◆ **DATA EXCERPTS**:
- - - - -
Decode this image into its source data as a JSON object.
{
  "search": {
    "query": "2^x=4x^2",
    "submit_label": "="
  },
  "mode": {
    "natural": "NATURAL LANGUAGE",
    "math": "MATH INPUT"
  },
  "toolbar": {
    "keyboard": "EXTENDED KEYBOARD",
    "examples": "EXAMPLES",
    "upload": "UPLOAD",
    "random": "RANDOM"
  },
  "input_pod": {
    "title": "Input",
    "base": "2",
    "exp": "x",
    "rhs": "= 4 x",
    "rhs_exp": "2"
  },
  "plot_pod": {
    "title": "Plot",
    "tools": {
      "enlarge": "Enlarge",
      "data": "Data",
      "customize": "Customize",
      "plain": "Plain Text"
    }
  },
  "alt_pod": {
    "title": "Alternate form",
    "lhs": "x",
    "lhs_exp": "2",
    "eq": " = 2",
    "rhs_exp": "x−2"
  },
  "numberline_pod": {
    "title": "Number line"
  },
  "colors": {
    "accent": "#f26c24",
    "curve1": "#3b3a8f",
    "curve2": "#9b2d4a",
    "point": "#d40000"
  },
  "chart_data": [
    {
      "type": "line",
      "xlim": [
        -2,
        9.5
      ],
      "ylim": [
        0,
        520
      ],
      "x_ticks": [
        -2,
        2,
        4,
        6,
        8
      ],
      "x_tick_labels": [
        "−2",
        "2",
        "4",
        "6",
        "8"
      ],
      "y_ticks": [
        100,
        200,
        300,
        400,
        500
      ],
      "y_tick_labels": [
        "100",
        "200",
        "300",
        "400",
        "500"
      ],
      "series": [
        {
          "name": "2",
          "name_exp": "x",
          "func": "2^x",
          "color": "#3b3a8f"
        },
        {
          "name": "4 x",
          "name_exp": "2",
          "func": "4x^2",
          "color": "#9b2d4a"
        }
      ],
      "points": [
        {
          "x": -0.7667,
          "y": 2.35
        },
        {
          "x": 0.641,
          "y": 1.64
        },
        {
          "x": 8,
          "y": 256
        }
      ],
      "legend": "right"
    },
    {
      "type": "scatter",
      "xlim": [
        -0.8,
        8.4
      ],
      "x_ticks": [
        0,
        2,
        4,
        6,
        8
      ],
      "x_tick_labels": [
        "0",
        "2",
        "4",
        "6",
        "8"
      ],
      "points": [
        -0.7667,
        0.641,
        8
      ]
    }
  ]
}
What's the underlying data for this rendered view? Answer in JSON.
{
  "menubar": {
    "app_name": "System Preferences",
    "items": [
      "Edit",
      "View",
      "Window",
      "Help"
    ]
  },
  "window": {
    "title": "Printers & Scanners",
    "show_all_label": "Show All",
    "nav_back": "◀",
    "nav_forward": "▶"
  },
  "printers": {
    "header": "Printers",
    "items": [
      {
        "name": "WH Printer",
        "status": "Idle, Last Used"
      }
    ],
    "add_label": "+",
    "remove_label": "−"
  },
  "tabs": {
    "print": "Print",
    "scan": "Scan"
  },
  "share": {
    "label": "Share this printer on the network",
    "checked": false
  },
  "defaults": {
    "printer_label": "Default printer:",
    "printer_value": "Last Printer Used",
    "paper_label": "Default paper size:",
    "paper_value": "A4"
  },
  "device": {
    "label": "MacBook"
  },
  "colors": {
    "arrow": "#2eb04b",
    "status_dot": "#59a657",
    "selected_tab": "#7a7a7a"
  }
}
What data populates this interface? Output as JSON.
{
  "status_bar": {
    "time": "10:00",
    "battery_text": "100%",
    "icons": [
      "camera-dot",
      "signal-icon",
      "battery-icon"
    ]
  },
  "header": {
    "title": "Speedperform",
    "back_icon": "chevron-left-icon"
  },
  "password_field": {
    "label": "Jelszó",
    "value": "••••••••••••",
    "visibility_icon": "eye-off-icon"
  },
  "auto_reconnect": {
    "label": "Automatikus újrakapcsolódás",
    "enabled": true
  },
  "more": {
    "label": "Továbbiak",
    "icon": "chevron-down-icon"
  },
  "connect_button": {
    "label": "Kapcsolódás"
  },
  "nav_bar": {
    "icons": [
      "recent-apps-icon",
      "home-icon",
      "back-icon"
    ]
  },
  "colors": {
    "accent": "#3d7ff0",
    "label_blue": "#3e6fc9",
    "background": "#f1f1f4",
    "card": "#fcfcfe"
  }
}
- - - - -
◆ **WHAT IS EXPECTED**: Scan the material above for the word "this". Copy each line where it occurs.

◆ **TASK ANSWER**:
Decode this image into its source data as a JSON object.
What's the underlying data for this rendered view? Answer in JSON.
    "label": "Share this printer on the network",
What data populates this interface? Output as JSON.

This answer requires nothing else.